What needs to be done:
Pictures in the data must not be copied, but everything else should be output exactly.

<<<<

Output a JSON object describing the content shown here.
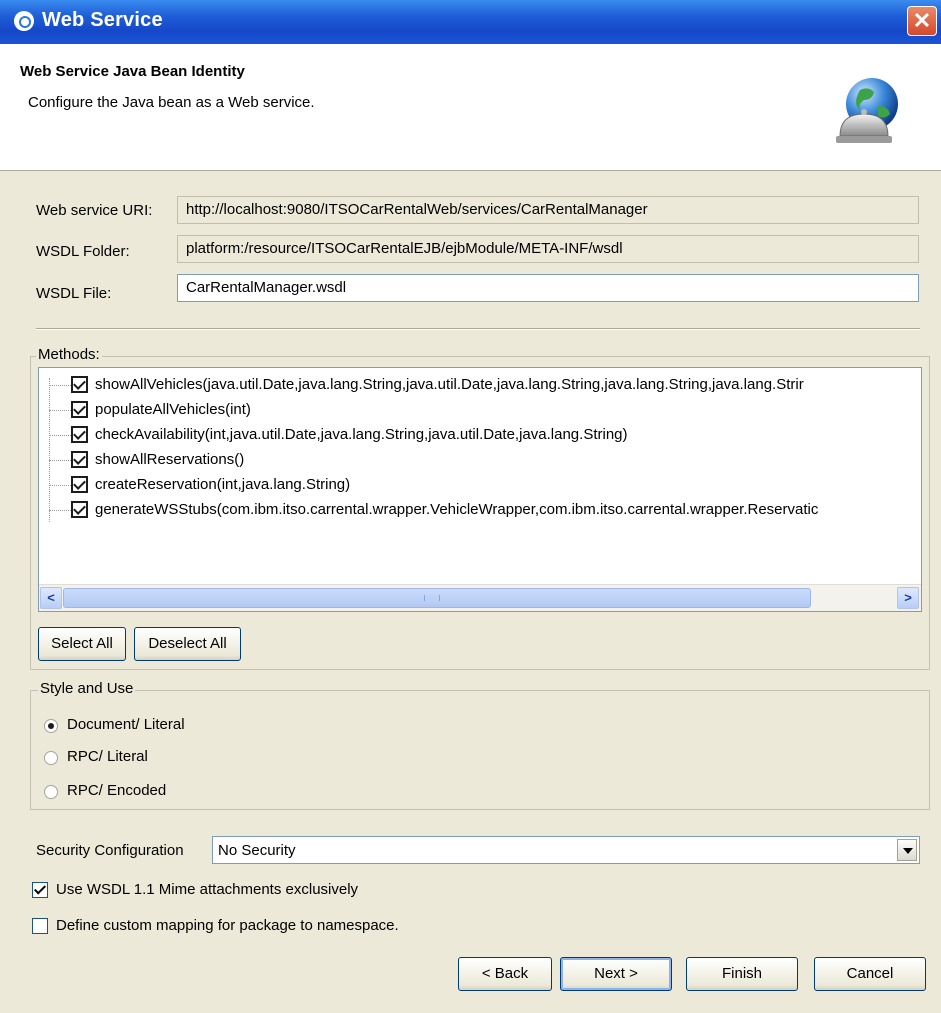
{
  "window": {
    "title": "Web Service",
    "close_glyph": "✕"
  },
  "banner": {
    "heading": "Web Service Java Bean Identity",
    "description": "Configure the Java bean as a Web service.",
    "icon": "globe-bell-icon"
  },
  "fields": {
    "uri_label": "Web service URI:",
    "uri_value": "http://localhost:9080/ITSOCarRentalWeb/services/CarRentalManager",
    "folder_label": "WSDL Folder:",
    "folder_value": "platform:/resource/ITSOCarRentalEJB/ejbModule/META-INF/wsdl",
    "file_label": "WSDL File:",
    "file_value": "CarRentalManager.wsdl"
  },
  "methods": {
    "label": "Methods:",
    "items": [
      "showAllVehicles(java.util.Date,java.lang.String,java.util.Date,java.lang.String,java.lang.String,java.lang.Strir",
      "populateAllVehicles(int)",
      "checkAvailability(int,java.util.Date,java.lang.String,java.util.Date,java.lang.String)",
      "showAllReservations()",
      "createReservation(int,java.lang.String)",
      "generateWSStubs(com.ibm.itso.carrental.wrapper.VehicleWrapper,com.ibm.itso.carrental.wrapper.Reservatic"
    ],
    "scroll_left": "<",
    "scroll_right": ">",
    "select_all": "Select All",
    "deselect_all": "Deselect All"
  },
  "style": {
    "label": "Style and Use",
    "options": [
      "Document/ Literal",
      "RPC/ Literal",
      "RPC/ Encoded"
    ],
    "selected": "Document/ Literal"
  },
  "security": {
    "label": "Security Configuration",
    "value": "No Security"
  },
  "options": {
    "mime_label": "Use WSDL 1.1 Mime attachments exclusively",
    "mime_checked": true,
    "mapping_label": "Define custom mapping for package to namespace.",
    "mapping_checked": false
  },
  "buttons": {
    "back": "< Back",
    "next": "Next >",
    "finish": "Finish",
    "cancel": "Cancel"
  },
  "colors": {
    "titlebar": "#1f5fd8",
    "dialog_bg": "#ece9d8",
    "close_button": "#d5482a"
  }
}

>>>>

Task result:
Output a JSON object describing the content shown here.
{
  "window": {
    "title": "Web Service",
    "close_glyph": "✕"
  },
  "banner": {
    "heading": "Web Service Java Bean Identity",
    "description": "Configure the Java bean as a Web service.",
    "icon": "globe-bell-icon"
  },
  "fields": {
    "uri_label": "Web service URI:",
    "uri_value": "http://localhost:9080/ITSOCarRentalWeb/services/CarRentalManager",
    "folder_label": "WSDL Folder:",
    "folder_value": "platform:/resource/ITSOCarRentalEJB/ejbModule/META-INF/wsdl",
    "file_label": "WSDL File:",
    "file_value": "CarRentalManager.wsdl"
  },
  "methods": {
    "label": "Methods:",
    "items": [
      "showAllVehicles(java.util.Date,java.lang.String,java.util.Date,java.lang.String,java.lang.String,java.lang.Strir",
      "populateAllVehicles(int)",
      "checkAvailability(int,java.util.Date,java.lang.String,java.util.Date,java.lang.String)",
      "showAllReservations()",
      "createReservation(int,java.lang.String)",
      "generateWSStubs(com.ibm.itso.carrental.wrapper.VehicleWrapper,com.ibm.itso.carrental.wrapper.Reservatic"
    ],
    "scroll_left": "<",
    "scroll_right": ">",
    "select_all": "Select All",
    "deselect_all": "Deselect All"
  },
  "style": {
    "label": "Style and Use",
    "options": [
      "Document/ Literal",
      "RPC/ Literal",
      "RPC/ Encoded"
    ],
    "selected": "Document/ Literal"
  },
  "security": {
    "label": "Security Configuration",
    "value": "No Security"
  },
  "options": {
    "mime_label": "Use WSDL 1.1 Mime attachments exclusively",
    "mime_checked": true,
    "mapping_label": "Define custom mapping for package to namespace.",
    "mapping_checked": false
  },
  "buttons": {
    "back": "< Back",
    "next": "Next >",
    "finish": "Finish",
    "cancel": "Cancel"
  },
  "colors": {
    "titlebar": "#1f5fd8",
    "dialog_bg": "#ece9d8",
    "close_button": "#d5482a"
  }
}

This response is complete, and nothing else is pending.